|Date: Mar 17, 2018|
|Source: The Daily Star|
|My right for my vote: Women’s rally gets political|
|Ghalia Al Alwani| The Daily Star|
BEIRUT: Hundreds of women and children gathered in Riad al-Solh Square in Downtown Beirut Friday to protest a law that forbids Lebanese women to pass their citizenship onto their children. The sit-in was organized by the “My nationality is a right for me and my family” campaign which holds an event annually around Mother’s Day.
This year, with the May 6 parliamentary elections approaching, the campaign adopted the slogan, “My vote = my right,” insisting that only candidates that support women’s rights will get their vote.
They held posters that read, “with my rights,” followed by a list of candidates and politicians that support their cause, while a list of those who do not were written on a poster headlined, “against my rights.”
“We’re sick of talking. We’re sick of saying, ‘I have the right.’ We’re sick of sectarian excuses, democratic fears ... We don’t want to hear it anymore,” head organizer Karima Chebbo said to the crowd.

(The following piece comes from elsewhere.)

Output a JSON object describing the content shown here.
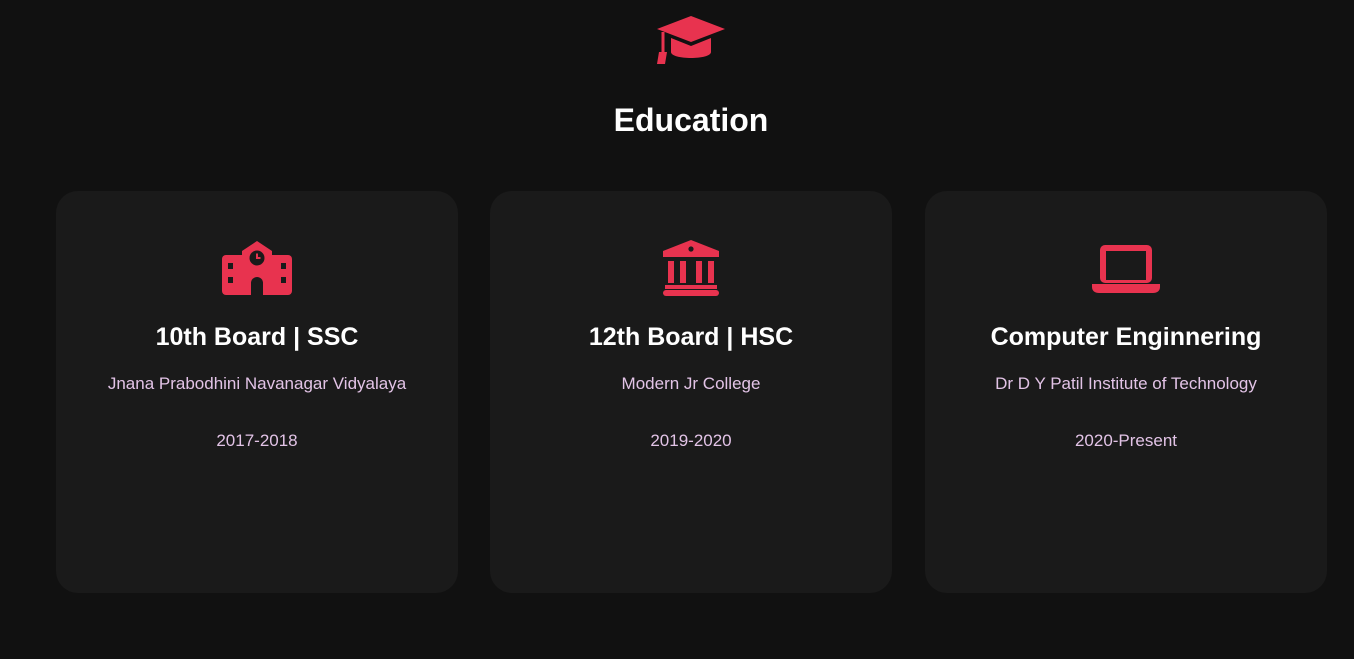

“Stop saying, ‘oh well they have a residency’ ... This is a human right and a right we deserve ... We want results. We are going to hold them accountable on their promises when it comes to the ballot boxes.”
Current laws only allow Lebanese men to pass on their nationality to children. Those with only a Lebanese mother cannot get citizenship through the parent, even if they are born in the country.
Politicians listed as “with my rights” included Prime Minister Saad Hariri, Speaker Nabih Berri, MP Sami Gemayel, MP Imad Hout, MP Bahia Hariri and Minister of State for Administrative Development Inaya Ezzeddine.
Organizers of the event had issued an open invitation to all politicians and candidates running in the election to attend the sit-in and give a statement on the law. Hout, a Future Movement candidate in the Beirut II electoral district Rola Tabch, and candidate Joumana Haddad, running for the minority Christian seat in Beirut I, responded to the call.
Lack of citizenship makes it difficult to provide education for children as they are not considered nationals by law.
“I was born and lived in this country my whole life,” Mustapha al-Youssef, whose mother is Lebanese, told The Daily Star.
“But I can’t own any property and I’m struggling to get hired. It doesn’t make sense that rulers that have power in their hands give citizenships to those who lived in Europe or anywhere outside of Lebanon their whole lives,” he said.
“But they don’t give me, someone that’s lived here my whole life, the same right.”